## WHAT TO WORK ON
If a record contains an image, leave the image out and repeat everything else exactly.

>>>

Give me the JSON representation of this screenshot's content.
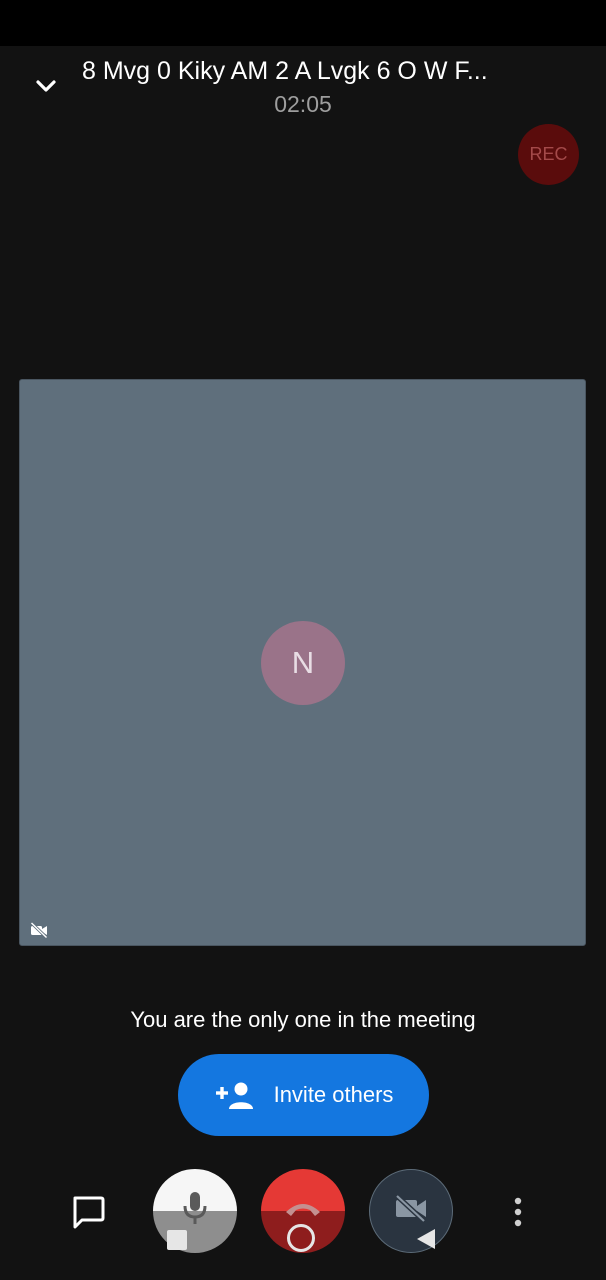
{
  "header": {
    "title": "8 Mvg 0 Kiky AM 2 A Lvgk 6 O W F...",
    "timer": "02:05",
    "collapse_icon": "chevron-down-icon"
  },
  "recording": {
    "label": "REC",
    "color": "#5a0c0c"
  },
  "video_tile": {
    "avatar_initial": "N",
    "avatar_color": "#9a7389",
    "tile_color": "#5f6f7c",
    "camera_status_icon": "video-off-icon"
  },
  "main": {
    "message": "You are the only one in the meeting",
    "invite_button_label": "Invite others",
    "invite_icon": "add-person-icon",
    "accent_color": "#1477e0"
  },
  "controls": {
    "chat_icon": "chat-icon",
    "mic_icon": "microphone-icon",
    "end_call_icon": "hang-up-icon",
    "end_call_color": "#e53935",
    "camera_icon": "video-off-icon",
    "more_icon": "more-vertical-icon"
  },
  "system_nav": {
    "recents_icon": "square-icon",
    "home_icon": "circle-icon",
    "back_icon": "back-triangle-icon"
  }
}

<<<

## OUTPUT OF THE EXERCISE
Give me the JSON representation of this screenshot's content.
{
  "header": {
    "title": "8 Mvg 0 Kiky AM 2 A Lvgk 6 O W F...",
    "timer": "02:05",
    "collapse_icon": "chevron-down-icon"
  },
  "recording": {
    "label": "REC",
    "color": "#5a0c0c"
  },
  "video_tile": {
    "avatar_initial": "N",
    "avatar_color": "#9a7389",
    "tile_color": "#5f6f7c",
    "camera_status_icon": "video-off-icon"
  },
  "main": {
    "message": "You are the only one in the meeting",
    "invite_button_label": "Invite others",
    "invite_icon": "add-person-icon",
    "accent_color": "#1477e0"
  },
  "controls": {
    "chat_icon": "chat-icon",
    "mic_icon": "microphone-icon",
    "end_call_icon": "hang-up-icon",
    "end_call_color": "#e53935",
    "camera_icon": "video-off-icon",
    "more_icon": "more-vertical-icon"
  },
  "system_nav": {
    "recents_icon": "square-icon",
    "home_icon": "circle-icon",
    "back_icon": "back-triangle-icon"
  }
}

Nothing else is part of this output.